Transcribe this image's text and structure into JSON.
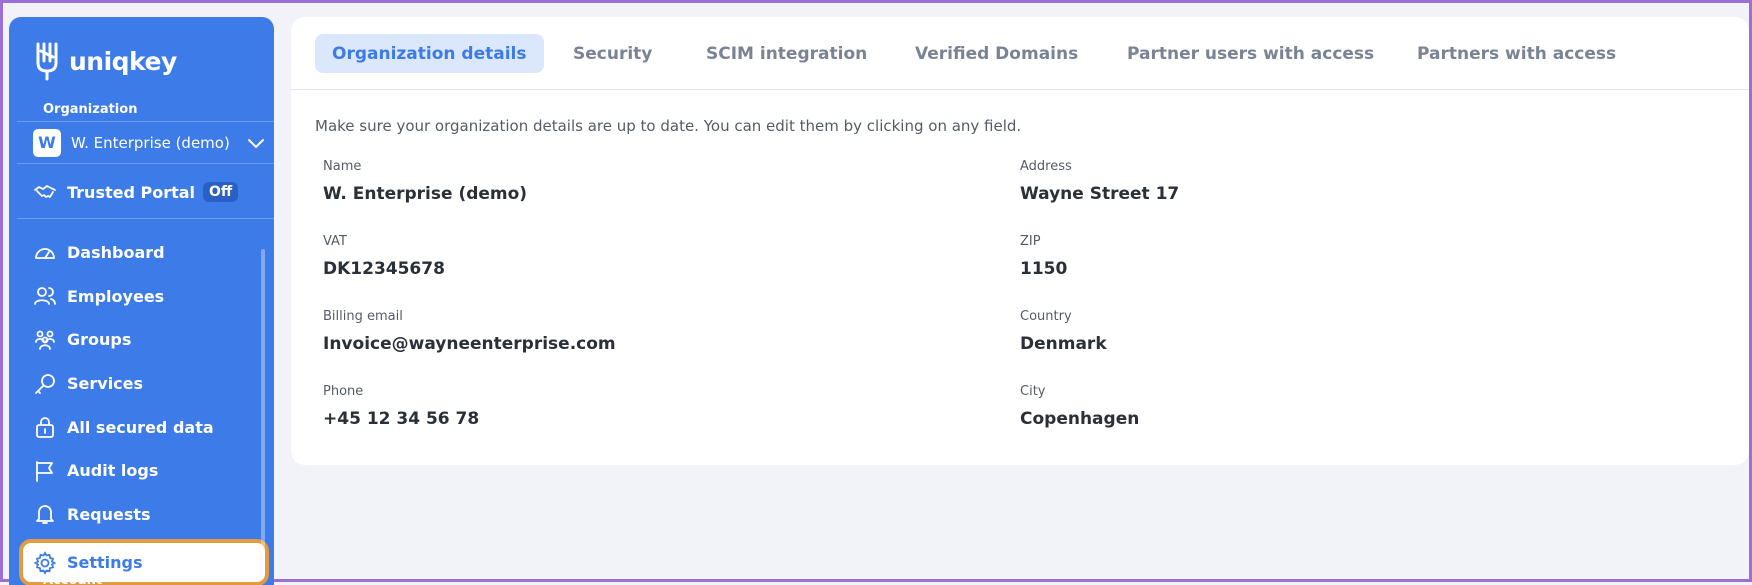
{
  "app": {
    "logo_text": "uniqkey"
  },
  "sidebar": {
    "org_label": "Organization",
    "org_avatar": "W",
    "org_name": "W. Enterprise (demo)",
    "trusted_portal_label": "Trusted Portal",
    "trusted_portal_status": "Off",
    "items": [
      {
        "label": "Dashboard",
        "icon": "dashboard-icon"
      },
      {
        "label": "Employees",
        "icon": "employees-icon"
      },
      {
        "label": "Groups",
        "icon": "groups-icon"
      },
      {
        "label": "Services",
        "icon": "key-icon"
      },
      {
        "label": "All secured data",
        "icon": "lock-icon"
      },
      {
        "label": "Audit logs",
        "icon": "flag-icon"
      },
      {
        "label": "Requests",
        "icon": "bell-icon"
      },
      {
        "label": "Settings",
        "icon": "gear-icon"
      }
    ],
    "account_label": "Account"
  },
  "tabs": [
    {
      "label": "Organization details"
    },
    {
      "label": "Security"
    },
    {
      "label": "SCIM integration"
    },
    {
      "label": "Verified Domains"
    },
    {
      "label": "Partner users with access"
    },
    {
      "label": "Partners with access"
    }
  ],
  "details": {
    "intro": "Make sure your organization details are up to date. You can edit them by clicking on any field.",
    "name": {
      "label": "Name",
      "value": "W. Enterprise (demo)"
    },
    "vat": {
      "label": "VAT",
      "value": "DK12345678"
    },
    "billing_email": {
      "label": "Billing email",
      "value": "Invoice@wayneenterprise.com"
    },
    "phone": {
      "label": "Phone",
      "value": "+45 12 34 56 78"
    },
    "address": {
      "label": "Address",
      "value": "Wayne Street 17"
    },
    "zip": {
      "label": "ZIP",
      "value": "1150"
    },
    "country": {
      "label": "Country",
      "value": "Denmark"
    },
    "city": {
      "label": "City",
      "value": "Copenhagen"
    }
  },
  "colors": {
    "sidebar_bg": "#3d7be8",
    "active_tab_bg": "#dbe7fb",
    "highlight_border": "#e49a3f",
    "frame_border": "#9b6fd8"
  }
}
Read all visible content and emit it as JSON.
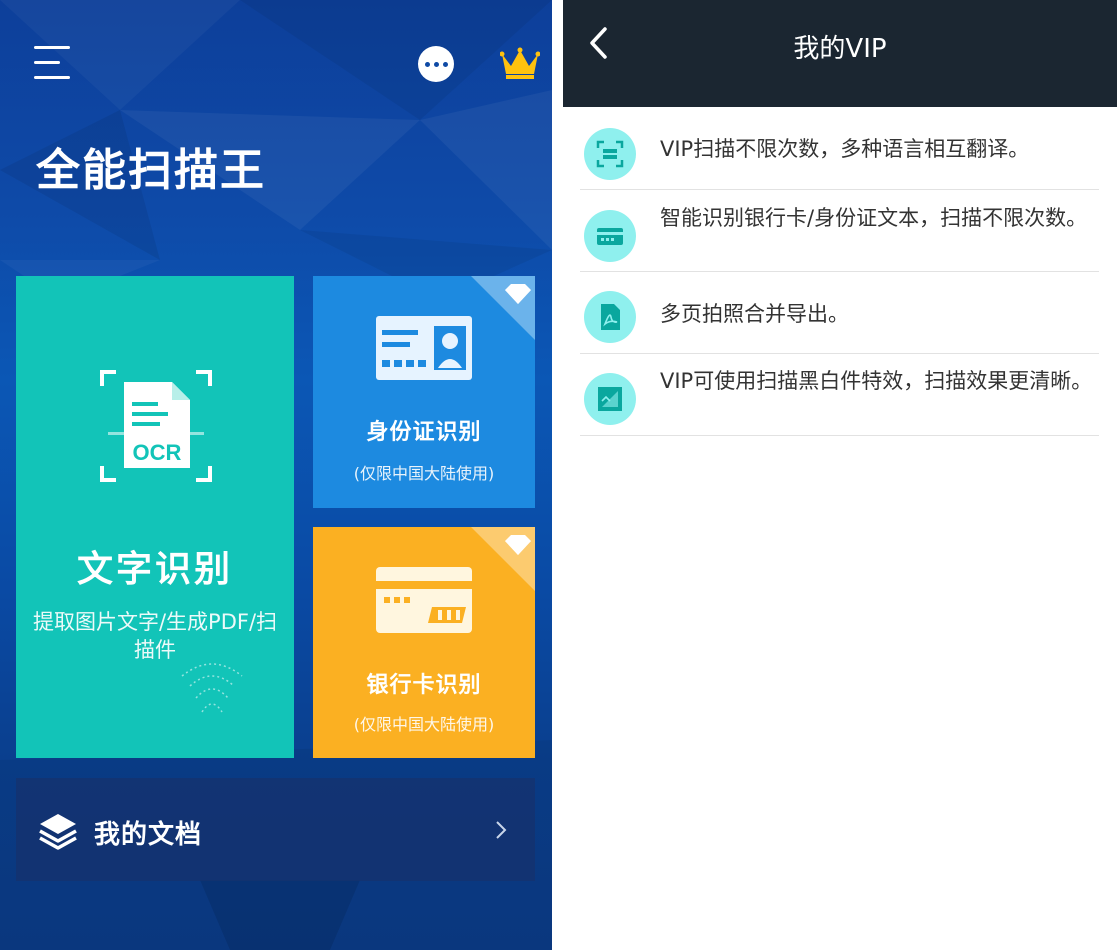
{
  "left_screen": {
    "app_title": "全能扫描王",
    "icons": {
      "menu": "menu-icon",
      "more": "more-icon",
      "vip": "crown-icon"
    },
    "cards": {
      "ocr": {
        "badge_text": "OCR",
        "title": "文字识别",
        "subtitle": "提取图片文字/生成PDF/扫描件",
        "color": "#12c4b8"
      },
      "id_card": {
        "title": "身份证识别",
        "subtitle": "(仅限中国大陆使用)",
        "color": "#1d8ae0",
        "premium_icon": "diamond-icon"
      },
      "bank_card": {
        "title": "银行卡识别",
        "subtitle": "(仅限中国大陆使用)",
        "color": "#fbb022",
        "premium_icon": "diamond-icon"
      }
    },
    "my_documents": {
      "label": "我的文档",
      "icon": "layers-icon"
    }
  },
  "right_screen": {
    "topbar": {
      "title": "我的VIP",
      "back_icon": "back-arrow-icon"
    },
    "vip_features": [
      {
        "icon": "scan-icon",
        "text": "VIP扫描不限次数，多种语言相互翻译。"
      },
      {
        "icon": "bank-card-icon",
        "text": "智能识别银行卡/身份证文本，扫描不限次数。"
      },
      {
        "icon": "pdf-icon",
        "text": "多页拍照合并导出。"
      },
      {
        "icon": "image-filter-icon",
        "text": "VIP可使用扫描黑白件特效，扫描效果更清晰。"
      }
    ]
  },
  "colors": {
    "teal": "#12c4b8",
    "blue": "#1d8ae0",
    "amber": "#fbb022",
    "dark_header": "#1b2631",
    "vip_icon_bg": "#8ff0ee"
  }
}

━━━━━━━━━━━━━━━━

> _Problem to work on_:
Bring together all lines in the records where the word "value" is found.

> _Solution to this task_:
      "value": "W. Enterprise (demo)"
      "value": "DK12345678"
      "value": "Invoice@wayneenterprise.com"
      "value": "+45 12 34 56 78"
      "value": "Wayne Street 17"
      "value": "1150"
      "value": "Denmark"
      "value": "Copenhagen"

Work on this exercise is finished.